She really listened. She looked in my eyes when I talked. She took her time with me. She asked questions that had nothing to do with my day-to-day health but rather about me as a whole. She explained she would continue watching for any health issues I may present which would differ from someone who did not have an eating disorder. While I felt a bit intimidated, I appreciated her.
I saw her repeatedly at first and gradually experienced longer lapses between appointments, going from six weeks to three months to six months, and then eventually she said “Ok Alison, I’ll see you in a year.” I stopped in my tracks. I stared at her like she had just told me I was someone else. When she asked if I was OK, I told her I’d never experienced a doctor telling me I was fit enough to go 365 days without a return visit, a test to be taken or a follow-up of some sort. She smiled and said, “You’re fine. Now go home.” I remember sitting in my car trying to acknowledge I was indeed considered in good health. Tears of relief and happiness rolled down my cheeks as I made my way home.
I share this because in all the research I’ve done on the subject, no study has been conducted relative to health issues appearing after recovering from an eating disorder. The exception of course being what we all know about Osteoporosis. Loss of bone mass is an issue for many aging women but add to it a long-term relationship with an eating disorder and you’ve got a real problem. Unfortunately I have already been diagnosed with this and in addition to eating well am on a medicine protocol to keep it from worsening. While I’m not proud of this diagnosis, I’m truly grateful it is the only consequence after years of disrespecting my body.
I felt compelled to write about this as I look out the window to a truly picture perfect day here in Chicago. Not a cloud in the sky, 78° with a slight breeze; a day you feel anything is possible. I missed many moments like this when I lived inside the hell of an eating disorder and I’ve worked very hard to find my way out of it. Looking out my window right now I’m reminded of why I did.
Thanks Alison, for this article.
I have these concerns too.I am worried about what damage has occured ,but the doctors I have consulted dont seem informed about what an eating disorder can cause and I feel a bit lost .Maybe I should just trust I am ok,but that is sometimes hard when you know HOW you have been treating yourself/suffered during the illness.
Hi Emmy and thank you for having the courage to share your concerns. I hope you’ll be able to start trusting in yourself as you continue to verbalize the questions you have with your treatment team. Being honest about any/all changes in your health is the key. One of the toughest things for me to overcome was the fear I couldn’t trust my ability to be in tune with my body. Once I did, I realized that while I can’t change the past, I can fight for my future! XO
I remember being on the phone with you right after this appointment. Indeed, it is so wonderful to look outside and realize that *this* is what you recovered for.
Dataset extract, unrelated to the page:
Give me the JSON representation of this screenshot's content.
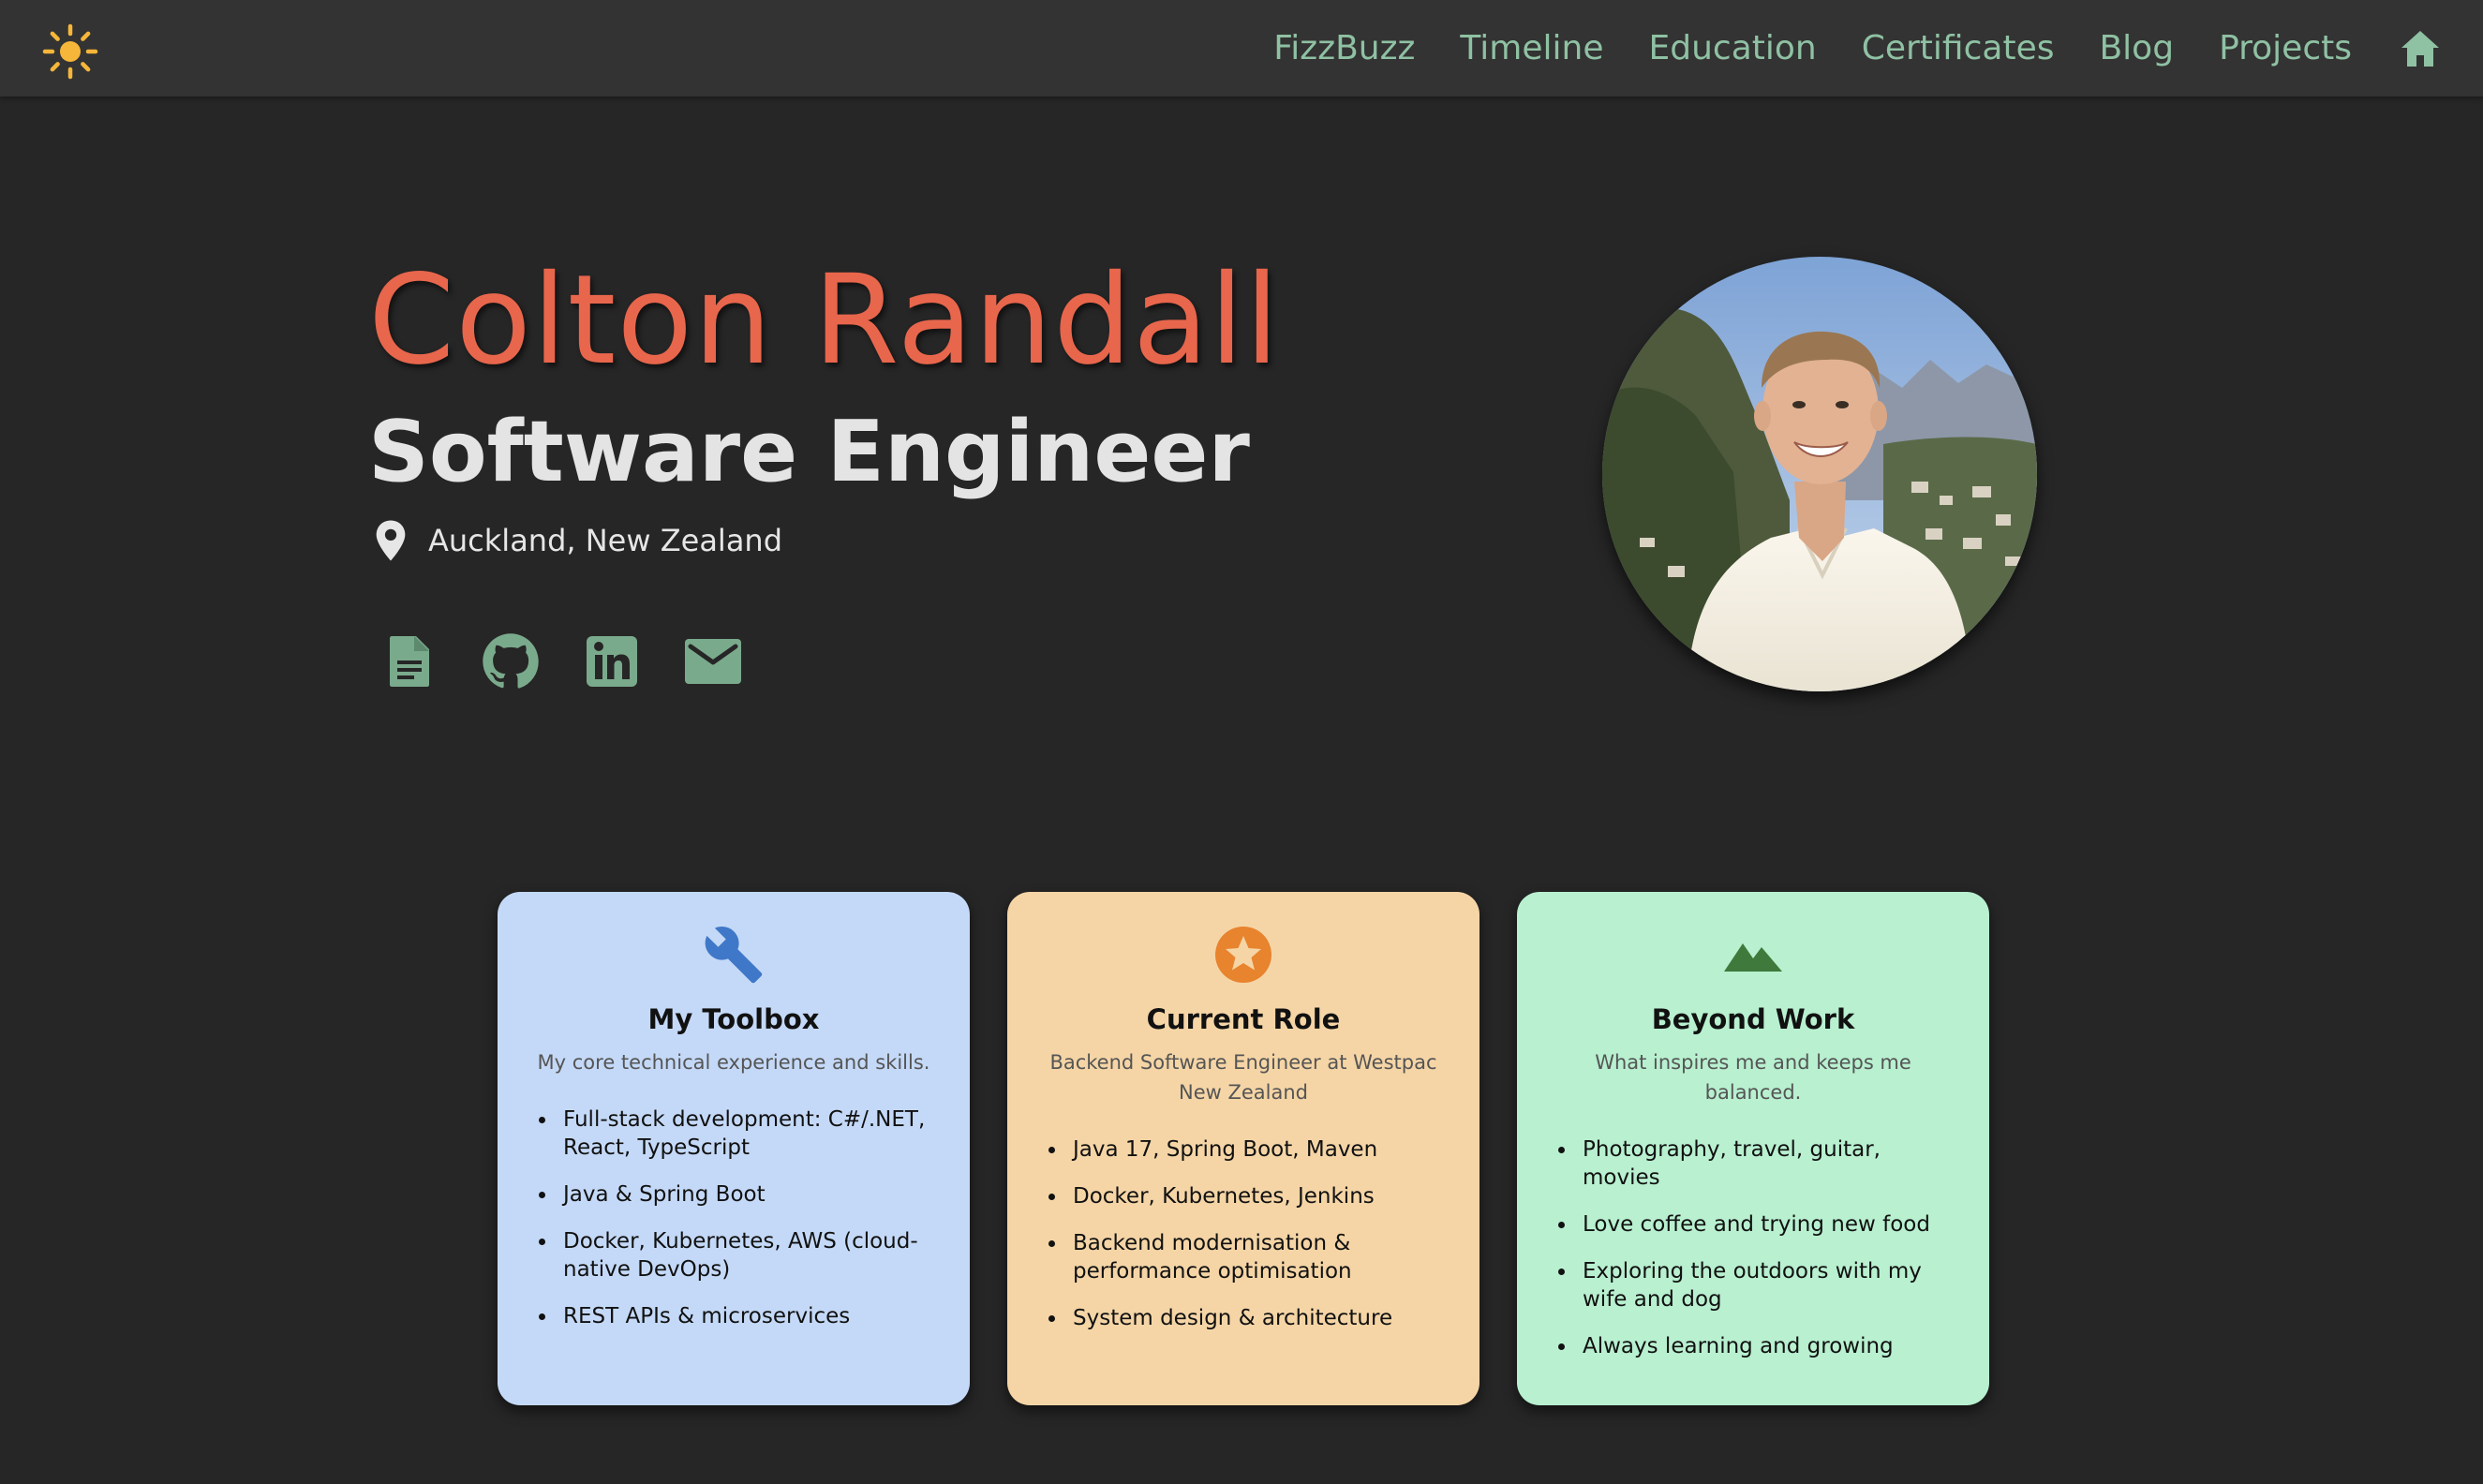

Amen to that Becca! Recovery is, without question, a gift which becomes more valuable over time. The ability to reflect back with appreciation for lessons learned versus judgment for mistakes made is indeed priceless.